EXERCISE:
The full set of entries, reproduced exactly, is the expected answer.

RECORDS FOR THIS EXERCISE:
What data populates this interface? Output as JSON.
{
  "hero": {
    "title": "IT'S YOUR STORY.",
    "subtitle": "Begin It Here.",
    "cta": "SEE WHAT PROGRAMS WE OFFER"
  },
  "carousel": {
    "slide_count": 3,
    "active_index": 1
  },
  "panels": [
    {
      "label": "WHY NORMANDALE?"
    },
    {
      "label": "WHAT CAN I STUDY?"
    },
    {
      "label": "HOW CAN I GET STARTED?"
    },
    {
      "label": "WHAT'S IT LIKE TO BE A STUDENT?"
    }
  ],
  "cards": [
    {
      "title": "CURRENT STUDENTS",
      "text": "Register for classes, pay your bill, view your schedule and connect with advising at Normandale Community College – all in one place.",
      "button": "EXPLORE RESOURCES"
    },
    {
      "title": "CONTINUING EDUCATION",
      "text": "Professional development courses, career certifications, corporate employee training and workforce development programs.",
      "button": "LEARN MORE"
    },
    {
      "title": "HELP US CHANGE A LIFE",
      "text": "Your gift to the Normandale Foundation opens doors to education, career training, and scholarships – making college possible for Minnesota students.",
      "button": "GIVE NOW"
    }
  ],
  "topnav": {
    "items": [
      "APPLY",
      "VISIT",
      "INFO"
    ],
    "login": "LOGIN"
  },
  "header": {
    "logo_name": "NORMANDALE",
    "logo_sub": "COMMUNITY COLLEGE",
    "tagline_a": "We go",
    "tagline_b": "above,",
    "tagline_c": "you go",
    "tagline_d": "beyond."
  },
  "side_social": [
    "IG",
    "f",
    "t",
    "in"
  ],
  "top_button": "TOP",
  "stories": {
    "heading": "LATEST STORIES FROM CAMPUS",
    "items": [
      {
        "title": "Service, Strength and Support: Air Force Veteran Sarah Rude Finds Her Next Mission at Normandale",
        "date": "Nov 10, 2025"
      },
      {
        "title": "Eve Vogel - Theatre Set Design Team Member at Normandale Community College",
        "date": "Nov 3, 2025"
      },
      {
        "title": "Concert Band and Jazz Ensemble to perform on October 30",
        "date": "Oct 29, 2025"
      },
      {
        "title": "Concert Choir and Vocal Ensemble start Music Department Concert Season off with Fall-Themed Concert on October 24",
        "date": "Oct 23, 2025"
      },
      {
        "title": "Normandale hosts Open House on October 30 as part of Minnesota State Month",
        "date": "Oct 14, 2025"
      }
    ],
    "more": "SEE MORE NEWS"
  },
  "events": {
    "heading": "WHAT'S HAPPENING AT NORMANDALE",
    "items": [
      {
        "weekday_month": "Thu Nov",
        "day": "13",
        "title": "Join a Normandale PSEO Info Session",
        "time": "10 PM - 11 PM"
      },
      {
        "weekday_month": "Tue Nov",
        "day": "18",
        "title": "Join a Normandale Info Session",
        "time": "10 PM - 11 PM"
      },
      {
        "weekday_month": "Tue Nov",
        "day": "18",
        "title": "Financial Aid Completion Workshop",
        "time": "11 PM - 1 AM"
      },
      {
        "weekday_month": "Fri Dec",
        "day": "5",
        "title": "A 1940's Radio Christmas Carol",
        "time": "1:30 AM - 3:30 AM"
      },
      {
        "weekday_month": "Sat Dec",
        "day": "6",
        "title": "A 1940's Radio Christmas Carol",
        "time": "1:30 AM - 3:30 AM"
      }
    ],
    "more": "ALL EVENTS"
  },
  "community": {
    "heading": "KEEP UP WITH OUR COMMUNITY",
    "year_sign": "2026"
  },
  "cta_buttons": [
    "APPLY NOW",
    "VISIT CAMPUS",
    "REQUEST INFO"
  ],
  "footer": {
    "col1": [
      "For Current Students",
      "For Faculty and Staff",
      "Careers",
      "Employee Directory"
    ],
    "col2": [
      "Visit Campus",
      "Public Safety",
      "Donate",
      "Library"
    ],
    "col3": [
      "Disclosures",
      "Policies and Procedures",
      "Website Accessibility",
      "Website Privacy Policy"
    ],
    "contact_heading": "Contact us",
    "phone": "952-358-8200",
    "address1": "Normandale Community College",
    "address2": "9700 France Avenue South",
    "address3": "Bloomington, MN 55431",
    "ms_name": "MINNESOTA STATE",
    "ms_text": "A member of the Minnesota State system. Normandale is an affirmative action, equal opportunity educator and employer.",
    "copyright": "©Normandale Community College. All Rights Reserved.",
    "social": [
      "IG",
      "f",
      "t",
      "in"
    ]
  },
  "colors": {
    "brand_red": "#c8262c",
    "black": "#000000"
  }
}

RESULT FOR THIS TASK:
What data populates this interface? Output as JSON.
{
  "hero": {
    "title": "IT'S YOUR STORY.",
    "subtitle": "Begin It Here.",
    "cta": "SEE WHAT PROGRAMS WE OFFER"
  },
  "carousel": {
    "slide_count": 3,
    "active_index": 1
  },
  "panels": [
    {
      "label": "WHY NORMANDALE?"
    },
    {
      "label": "WHAT CAN I STUDY?"
    },
    {
      "label": "HOW CAN I GET STARTED?"
    },
    {
      "label": "WHAT'S IT LIKE TO BE A STUDENT?"
    }
  ],
  "cards": [
    {
      "title": "CURRENT STUDENTS",
      "text": "Register for classes, pay your bill, view your schedule and connect with advising at Normandale Community College – all in one place.",
      "button": "EXPLORE RESOURCES"
    },
    {
      "title": "CONTINUING EDUCATION",
      "text": "Professional development courses, career certifications, corporate employee training and workforce development programs.",
      "button": "LEARN MORE"
    },
    {
      "title": "HELP US CHANGE A LIFE",
      "text": "Your gift to the Normandale Foundation opens doors to education, career training, and scholarships – making college possible for Minnesota students.",
      "button": "GIVE NOW"
    }
  ],
  "topnav": {
    "items": [
      "APPLY",
      "VISIT",
      "INFO"
    ],
    "login": "LOGIN"
  },
  "header": {
    "logo_name": "NORMANDALE",
    "logo_sub": "COMMUNITY COLLEGE",
    "tagline_a": "We go",
    "tagline_b": "above,",
    "tagline_c": "you go",
    "tagline_d": "beyond."
  },
  "side_social": [
    "IG",
    "f",
    "t",
    "in"
  ],
  "top_button": "TOP",
  "stories": {
    "heading": "LATEST STORIES FROM CAMPUS",
    "items": [
      {
        "title": "Service, Strength and Support: Air Force Veteran Sarah Rude Finds Her Next Mission at Normandale",
        "date": "Nov 10, 2025"
      },
      {
        "title": "Eve Vogel - Theatre Set Design Team Member at Normandale Community College",
        "date": "Nov 3, 2025"
      },
      {
        "title": "Concert Band and Jazz Ensemble to perform on October 30",
        "date": "Oct 29, 2025"
      },
      {
        "title": "Concert Choir and Vocal Ensemble start Music Department Concert Season off with Fall-Themed Concert on October 24",
        "date": "Oct 23, 2025"
      },
      {
        "title": "Normandale hosts Open House on October 30 as part of Minnesota State Month",
        "date": "Oct 14, 2025"
      }
    ],
    "more": "SEE MORE NEWS"
  },
  "events": {
    "heading": "WHAT'S HAPPENING AT NORMANDALE",
    "items": [
      {
        "weekday_month": "Thu Nov",
        "day": "13",
        "title": "Join a Normandale PSEO Info Session",
        "time": "10 PM - 11 PM"
      },
      {
        "weekday_month": "Tue Nov",
        "day": "18",
        "title": "Join a Normandale Info Session",
        "time": "10 PM - 11 PM"
      },
      {
        "weekday_month": "Tue Nov",
        "day": "18",
        "title": "Financial Aid Completion Workshop",
        "time": "11 PM - 1 AM"
      },
      {
        "weekday_month": "Fri Dec",
        "day": "5",
        "title": "A 1940's Radio Christmas Carol",
        "time": "1:30 AM - 3:30 AM"
      },
      {
        "weekday_month": "Sat Dec",
        "day": "6",
        "title": "A 1940's Radio Christmas Carol",
        "time": "1:30 AM - 3:30 AM"
      }
    ],
    "more": "ALL EVENTS"
  },
  "community": {
    "heading": "KEEP UP WITH OUR COMMUNITY",
    "year_sign": "2026"
  },
  "cta_buttons": [
    "APPLY NOW",
    "VISIT CAMPUS",
    "REQUEST INFO"
  ],
  "footer": {
    "col1": [
      "For Current Students",
      "For Faculty and Staff",
      "Careers",
      "Employee Directory"
    ],
    "col2": [
      "Visit Campus",
      "Public Safety",
      "Donate",
      "Library"
    ],
    "col3": [
      "Disclosures",
      "Policies and Procedures",
      "Website Accessibility",
      "Website Privacy Policy"
    ],
    "contact_heading": "Contact us",
    "phone": "952-358-8200",
    "address1": "Normandale Community College",
    "address2": "9700 France Avenue South",
    "address3": "Bloomington, MN 55431",
    "ms_name": "MINNESOTA STATE",
    "ms_text": "A member of the Minnesota State system. Normandale is an affirmative action, equal opportunity educator and employer.",
    "copyright": "©Normandale Community College. All Rights Reserved.",
    "social": [
      "IG",
      "f",
      "t",
      "in"
    ]
  },
  "colors": {
    "brand_red": "#c8262c",
    "black": "#000000"
  }
}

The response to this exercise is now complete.